◆ What to produce ◆
State only how many lines in the listing contain the string "collapse".

┌──

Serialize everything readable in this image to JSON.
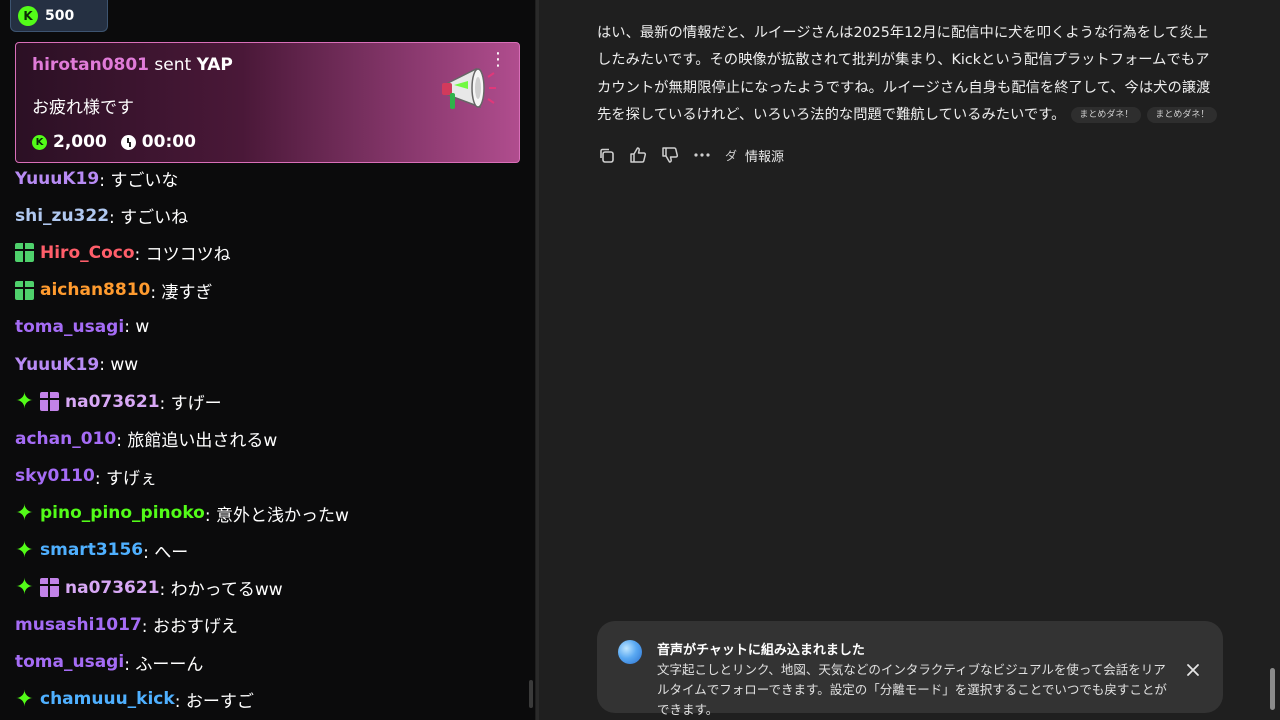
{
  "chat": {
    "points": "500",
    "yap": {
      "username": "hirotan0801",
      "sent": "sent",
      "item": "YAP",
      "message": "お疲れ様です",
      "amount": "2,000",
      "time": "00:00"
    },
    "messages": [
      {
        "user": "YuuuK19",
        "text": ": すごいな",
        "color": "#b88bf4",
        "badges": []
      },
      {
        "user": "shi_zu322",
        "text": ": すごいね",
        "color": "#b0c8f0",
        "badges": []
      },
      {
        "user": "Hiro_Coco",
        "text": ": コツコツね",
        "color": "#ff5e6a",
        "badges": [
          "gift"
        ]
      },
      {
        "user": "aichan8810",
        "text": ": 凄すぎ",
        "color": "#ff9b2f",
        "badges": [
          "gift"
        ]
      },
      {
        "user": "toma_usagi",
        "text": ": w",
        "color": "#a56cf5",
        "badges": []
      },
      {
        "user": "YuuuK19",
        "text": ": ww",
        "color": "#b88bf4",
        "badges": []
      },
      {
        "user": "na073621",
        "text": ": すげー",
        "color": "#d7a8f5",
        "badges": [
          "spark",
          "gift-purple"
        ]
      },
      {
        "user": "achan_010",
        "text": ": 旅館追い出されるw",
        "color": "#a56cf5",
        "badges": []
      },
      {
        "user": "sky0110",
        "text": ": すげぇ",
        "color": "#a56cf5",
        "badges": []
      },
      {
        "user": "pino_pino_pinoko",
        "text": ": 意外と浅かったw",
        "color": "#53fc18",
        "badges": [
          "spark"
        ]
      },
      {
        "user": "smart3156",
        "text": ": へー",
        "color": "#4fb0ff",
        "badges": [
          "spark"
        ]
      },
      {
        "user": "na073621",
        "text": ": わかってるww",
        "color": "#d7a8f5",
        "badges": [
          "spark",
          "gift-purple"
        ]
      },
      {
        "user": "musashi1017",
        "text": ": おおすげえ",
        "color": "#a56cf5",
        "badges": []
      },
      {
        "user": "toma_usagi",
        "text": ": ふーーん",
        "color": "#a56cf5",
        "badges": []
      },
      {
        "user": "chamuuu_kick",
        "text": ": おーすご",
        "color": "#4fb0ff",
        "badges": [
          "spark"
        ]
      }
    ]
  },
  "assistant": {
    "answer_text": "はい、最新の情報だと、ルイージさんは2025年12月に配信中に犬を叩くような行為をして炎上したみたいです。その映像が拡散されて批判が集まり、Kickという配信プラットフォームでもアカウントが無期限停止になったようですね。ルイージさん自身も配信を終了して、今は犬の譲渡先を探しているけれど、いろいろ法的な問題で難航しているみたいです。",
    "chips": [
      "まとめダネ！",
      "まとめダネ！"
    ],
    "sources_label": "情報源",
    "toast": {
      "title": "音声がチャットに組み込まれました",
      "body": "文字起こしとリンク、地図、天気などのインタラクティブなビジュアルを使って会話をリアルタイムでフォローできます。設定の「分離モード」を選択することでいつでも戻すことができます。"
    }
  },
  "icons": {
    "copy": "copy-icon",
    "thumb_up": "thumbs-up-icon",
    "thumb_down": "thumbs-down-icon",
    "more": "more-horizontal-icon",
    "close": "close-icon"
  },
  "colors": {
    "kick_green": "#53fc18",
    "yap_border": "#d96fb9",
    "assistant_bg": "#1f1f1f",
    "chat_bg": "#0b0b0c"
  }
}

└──
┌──

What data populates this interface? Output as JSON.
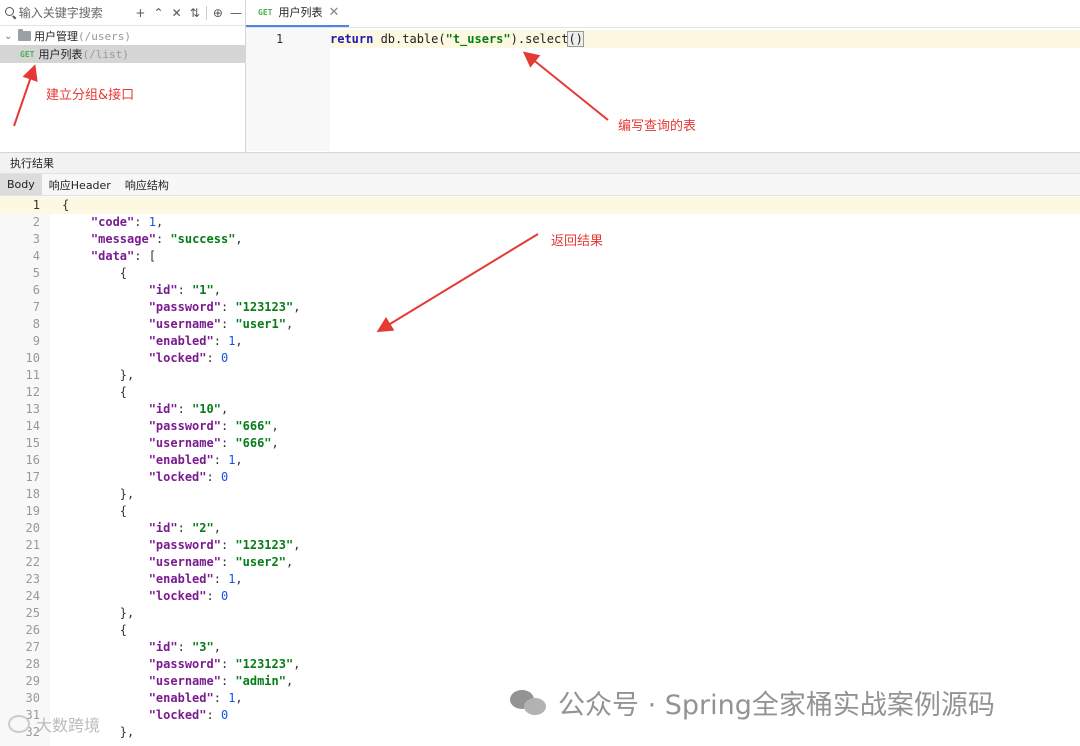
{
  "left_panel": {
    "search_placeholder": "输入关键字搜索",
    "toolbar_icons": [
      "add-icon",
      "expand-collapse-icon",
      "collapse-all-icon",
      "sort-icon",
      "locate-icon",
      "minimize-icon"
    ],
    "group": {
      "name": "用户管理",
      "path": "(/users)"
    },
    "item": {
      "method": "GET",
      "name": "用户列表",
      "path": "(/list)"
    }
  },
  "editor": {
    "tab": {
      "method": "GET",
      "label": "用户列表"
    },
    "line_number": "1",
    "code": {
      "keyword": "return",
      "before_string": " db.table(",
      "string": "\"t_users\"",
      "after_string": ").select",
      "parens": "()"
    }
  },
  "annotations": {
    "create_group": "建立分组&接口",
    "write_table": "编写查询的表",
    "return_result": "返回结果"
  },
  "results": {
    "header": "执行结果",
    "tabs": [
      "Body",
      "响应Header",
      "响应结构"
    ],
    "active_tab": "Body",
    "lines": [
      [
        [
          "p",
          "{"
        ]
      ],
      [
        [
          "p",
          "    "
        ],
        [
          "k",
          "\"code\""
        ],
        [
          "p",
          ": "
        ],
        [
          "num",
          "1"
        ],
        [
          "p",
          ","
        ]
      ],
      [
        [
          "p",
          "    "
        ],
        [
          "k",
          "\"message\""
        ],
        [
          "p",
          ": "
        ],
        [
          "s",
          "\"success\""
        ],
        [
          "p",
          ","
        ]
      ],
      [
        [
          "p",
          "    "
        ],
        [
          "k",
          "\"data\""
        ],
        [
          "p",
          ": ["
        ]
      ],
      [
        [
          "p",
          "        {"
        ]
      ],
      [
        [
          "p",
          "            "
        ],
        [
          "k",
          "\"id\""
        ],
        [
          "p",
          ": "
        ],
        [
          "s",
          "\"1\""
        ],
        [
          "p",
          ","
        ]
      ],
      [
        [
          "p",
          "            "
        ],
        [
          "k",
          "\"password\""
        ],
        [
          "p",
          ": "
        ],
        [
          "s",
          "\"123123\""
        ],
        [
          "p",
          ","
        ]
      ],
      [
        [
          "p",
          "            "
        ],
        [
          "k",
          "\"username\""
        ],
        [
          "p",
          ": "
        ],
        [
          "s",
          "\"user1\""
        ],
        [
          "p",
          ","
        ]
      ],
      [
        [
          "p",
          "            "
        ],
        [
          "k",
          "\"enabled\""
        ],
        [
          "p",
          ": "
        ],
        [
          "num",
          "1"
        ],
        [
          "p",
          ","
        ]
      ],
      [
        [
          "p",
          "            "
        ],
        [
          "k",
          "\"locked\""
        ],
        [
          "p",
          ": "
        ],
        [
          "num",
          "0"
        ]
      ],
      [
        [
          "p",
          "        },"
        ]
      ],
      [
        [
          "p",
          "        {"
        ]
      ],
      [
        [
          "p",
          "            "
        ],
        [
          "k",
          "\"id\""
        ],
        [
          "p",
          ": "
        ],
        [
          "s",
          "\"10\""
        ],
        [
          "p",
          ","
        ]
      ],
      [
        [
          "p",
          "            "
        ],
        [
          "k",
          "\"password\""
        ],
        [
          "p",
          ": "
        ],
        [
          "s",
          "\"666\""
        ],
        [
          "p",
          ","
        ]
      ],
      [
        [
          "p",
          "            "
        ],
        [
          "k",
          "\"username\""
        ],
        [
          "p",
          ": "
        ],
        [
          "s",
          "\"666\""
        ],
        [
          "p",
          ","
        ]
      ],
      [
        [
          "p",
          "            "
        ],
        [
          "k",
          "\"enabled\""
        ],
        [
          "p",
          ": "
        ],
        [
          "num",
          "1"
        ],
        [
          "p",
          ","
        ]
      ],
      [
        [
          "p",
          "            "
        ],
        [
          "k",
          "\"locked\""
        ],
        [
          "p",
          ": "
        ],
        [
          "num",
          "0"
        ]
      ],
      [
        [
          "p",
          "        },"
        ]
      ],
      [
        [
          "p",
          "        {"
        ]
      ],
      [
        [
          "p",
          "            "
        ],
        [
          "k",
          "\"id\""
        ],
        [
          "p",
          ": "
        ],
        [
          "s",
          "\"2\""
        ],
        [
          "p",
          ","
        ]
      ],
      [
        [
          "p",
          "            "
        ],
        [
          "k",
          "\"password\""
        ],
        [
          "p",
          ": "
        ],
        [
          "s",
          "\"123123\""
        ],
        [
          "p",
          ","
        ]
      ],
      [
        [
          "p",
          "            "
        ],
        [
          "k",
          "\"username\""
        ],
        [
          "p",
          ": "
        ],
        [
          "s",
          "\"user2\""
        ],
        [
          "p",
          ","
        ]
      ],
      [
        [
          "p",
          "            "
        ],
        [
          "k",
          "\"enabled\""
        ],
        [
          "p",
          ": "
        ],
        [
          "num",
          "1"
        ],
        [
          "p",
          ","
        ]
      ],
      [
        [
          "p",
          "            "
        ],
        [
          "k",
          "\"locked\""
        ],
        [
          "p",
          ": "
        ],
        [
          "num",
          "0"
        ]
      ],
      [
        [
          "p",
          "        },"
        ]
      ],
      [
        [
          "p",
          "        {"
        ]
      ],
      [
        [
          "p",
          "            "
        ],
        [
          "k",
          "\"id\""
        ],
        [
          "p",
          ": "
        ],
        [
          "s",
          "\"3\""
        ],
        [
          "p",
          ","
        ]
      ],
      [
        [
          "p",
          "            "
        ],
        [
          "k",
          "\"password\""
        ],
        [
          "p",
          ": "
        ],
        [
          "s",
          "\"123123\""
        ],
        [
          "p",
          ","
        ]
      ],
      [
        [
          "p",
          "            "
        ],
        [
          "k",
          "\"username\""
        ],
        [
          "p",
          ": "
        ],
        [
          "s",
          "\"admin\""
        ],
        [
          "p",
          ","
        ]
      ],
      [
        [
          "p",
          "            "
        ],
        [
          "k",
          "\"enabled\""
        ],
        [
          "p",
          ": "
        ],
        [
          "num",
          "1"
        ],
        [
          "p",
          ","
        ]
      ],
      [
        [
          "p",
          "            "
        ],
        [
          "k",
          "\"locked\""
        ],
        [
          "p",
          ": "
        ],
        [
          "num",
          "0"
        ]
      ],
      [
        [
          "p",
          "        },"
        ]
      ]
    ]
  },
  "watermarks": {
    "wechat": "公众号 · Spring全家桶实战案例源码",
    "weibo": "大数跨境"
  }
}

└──

◆ Answer area ◆
2